The U.S. should “streamline the process for international graduate students in science and engineering. International students earned approximately 60% of 2002 doctorates in the U.S. making it in the best interest of the U.S. that as many of these graduates as is possible and feasible “stay and work in the private sector.” (Anderson, 2007) Anderson states that policy options exist that can be pursued in making it easier for the international students with advanced education degrees to remain in the U.S. under lawful permanent residence. Another visa category being created for international students is also an option according to Anderson (2007).
Policy and processing difficulties could be addressed through appointing a single Administration official for coordination of policy and the role of “Ombudsman” relating to international students issues.” (Ibid) Anderson states that this: “…would lead to a logical setting of priorities to balance security and other interests.” (Anderson, 2007)

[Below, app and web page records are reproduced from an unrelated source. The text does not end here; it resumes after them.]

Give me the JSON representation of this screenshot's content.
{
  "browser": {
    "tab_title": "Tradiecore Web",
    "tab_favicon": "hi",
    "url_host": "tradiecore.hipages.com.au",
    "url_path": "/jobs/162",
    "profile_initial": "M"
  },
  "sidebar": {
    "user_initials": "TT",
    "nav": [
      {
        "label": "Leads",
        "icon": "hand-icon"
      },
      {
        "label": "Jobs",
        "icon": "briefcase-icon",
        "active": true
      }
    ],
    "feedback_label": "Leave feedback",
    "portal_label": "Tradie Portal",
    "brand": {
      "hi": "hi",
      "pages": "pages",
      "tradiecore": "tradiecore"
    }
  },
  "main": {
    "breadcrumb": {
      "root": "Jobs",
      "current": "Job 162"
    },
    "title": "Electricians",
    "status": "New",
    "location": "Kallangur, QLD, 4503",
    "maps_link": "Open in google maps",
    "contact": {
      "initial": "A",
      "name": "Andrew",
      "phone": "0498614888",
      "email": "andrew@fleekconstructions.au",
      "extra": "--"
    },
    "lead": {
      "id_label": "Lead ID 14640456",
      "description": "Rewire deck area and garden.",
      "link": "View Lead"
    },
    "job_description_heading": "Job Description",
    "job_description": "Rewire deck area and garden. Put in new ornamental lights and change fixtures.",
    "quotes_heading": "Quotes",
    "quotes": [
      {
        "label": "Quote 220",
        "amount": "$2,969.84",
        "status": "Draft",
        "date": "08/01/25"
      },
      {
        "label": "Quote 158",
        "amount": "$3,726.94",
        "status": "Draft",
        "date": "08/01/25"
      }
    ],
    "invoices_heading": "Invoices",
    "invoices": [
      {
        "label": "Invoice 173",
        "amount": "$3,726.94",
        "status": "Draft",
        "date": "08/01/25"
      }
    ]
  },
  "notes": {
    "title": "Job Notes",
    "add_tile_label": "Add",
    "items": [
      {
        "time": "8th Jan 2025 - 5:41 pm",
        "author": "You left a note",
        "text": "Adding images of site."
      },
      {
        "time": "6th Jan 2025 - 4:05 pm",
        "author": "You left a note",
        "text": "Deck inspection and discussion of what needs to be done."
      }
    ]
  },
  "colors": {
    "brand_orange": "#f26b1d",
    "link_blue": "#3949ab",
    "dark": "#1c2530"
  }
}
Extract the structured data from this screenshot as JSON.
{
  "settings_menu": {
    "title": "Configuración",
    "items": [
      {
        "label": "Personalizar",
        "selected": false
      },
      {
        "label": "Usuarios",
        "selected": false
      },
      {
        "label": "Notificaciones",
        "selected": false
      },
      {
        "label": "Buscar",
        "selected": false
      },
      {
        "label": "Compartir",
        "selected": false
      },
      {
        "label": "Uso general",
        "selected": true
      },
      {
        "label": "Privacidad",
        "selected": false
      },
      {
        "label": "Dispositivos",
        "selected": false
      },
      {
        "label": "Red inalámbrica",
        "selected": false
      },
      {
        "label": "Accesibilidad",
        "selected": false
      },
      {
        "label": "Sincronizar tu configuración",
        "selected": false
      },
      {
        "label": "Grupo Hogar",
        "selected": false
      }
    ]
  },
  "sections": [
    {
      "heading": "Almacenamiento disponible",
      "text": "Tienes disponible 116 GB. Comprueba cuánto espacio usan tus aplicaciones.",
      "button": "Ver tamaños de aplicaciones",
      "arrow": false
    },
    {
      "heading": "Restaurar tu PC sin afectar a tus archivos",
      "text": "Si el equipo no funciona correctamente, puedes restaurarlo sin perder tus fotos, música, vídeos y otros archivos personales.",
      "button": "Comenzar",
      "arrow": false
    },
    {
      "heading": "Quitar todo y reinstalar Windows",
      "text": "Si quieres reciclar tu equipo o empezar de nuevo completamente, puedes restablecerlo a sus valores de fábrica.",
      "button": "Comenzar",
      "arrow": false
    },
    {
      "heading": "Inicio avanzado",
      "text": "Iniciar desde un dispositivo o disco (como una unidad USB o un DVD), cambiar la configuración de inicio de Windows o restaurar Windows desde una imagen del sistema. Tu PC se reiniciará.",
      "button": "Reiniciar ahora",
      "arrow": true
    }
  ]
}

United States universities have a need to increase marketing efforts in others countries in order to attract international students to universities and colleges in the U.S.
The U.S. government, businesses and universities need to work in collaboration on the strategy necessary in conveying the message that the U.S. is the best place for educational attainment. (Anderson, 2007; paraphrased)
Summary and Conclusion
It is clear that United States colleges and institutions must strategically plan for marketing recruitment and retention of international students. Policies are self-defeating in the area of obtaining U.S. visas for international students and make requirements of being issued visas that work against educational policy and the country’s utilization of the talent upon graduation from the college or university. Anderson and others have stated the required actions that must be taken by the United States if international student enrollment is to increase once again and if the United States is to keep their competitive edge over other countries and development of educational programs that cater to the international student. International students are assets of the United States and should be treated as such with government policy and educational policy working in coherent cooperation and this is not presently the case. Overcoming the barriers that presently exist for international college students will require the collaborative effort between government, business and education institutions, and this will be accomplished only in an ongoing effort while keeping in mind that in today’s globalized world there is little room for discriminative policy and procedure and particularly in the colleges and universities.
Is the U.S. Right for You (2007) the Princeton Review. Online available at http://www.princetonreview.com/college/research/articles/international/usright.asp.
Altback, P. (1997) the Coming Crisis in International Education in the United States. International Higher Education, Summer 1997. Center for International Higher Education Boston College. Online available: http://www.bc.edu/bc_org/avp/soe/cihe/newsletter/News08/text2.html
Miller, EJ; and Huff, J (2004) International Students and Medical Education: Options and Obstacles. The Advisor, Vol. 24, 1. National Association of Advisors for the Health Professions.
Kargbo, a. And Yeager, M (2007) the Race to Attract International Students. Analysis and Perspectives. 22 March 2007. Education Sector. Online available at http://www.educationsector.org/analysis/analysis_show.htm?doc_id=470283.
Anderson, Stuart (2007) International Students and U.S. Policy Choices.
Students on the Move: The Future of International Students in the United States. (2006) Issue Brief October 2006. Executive Summary.
Financial Aid and Funding for International Students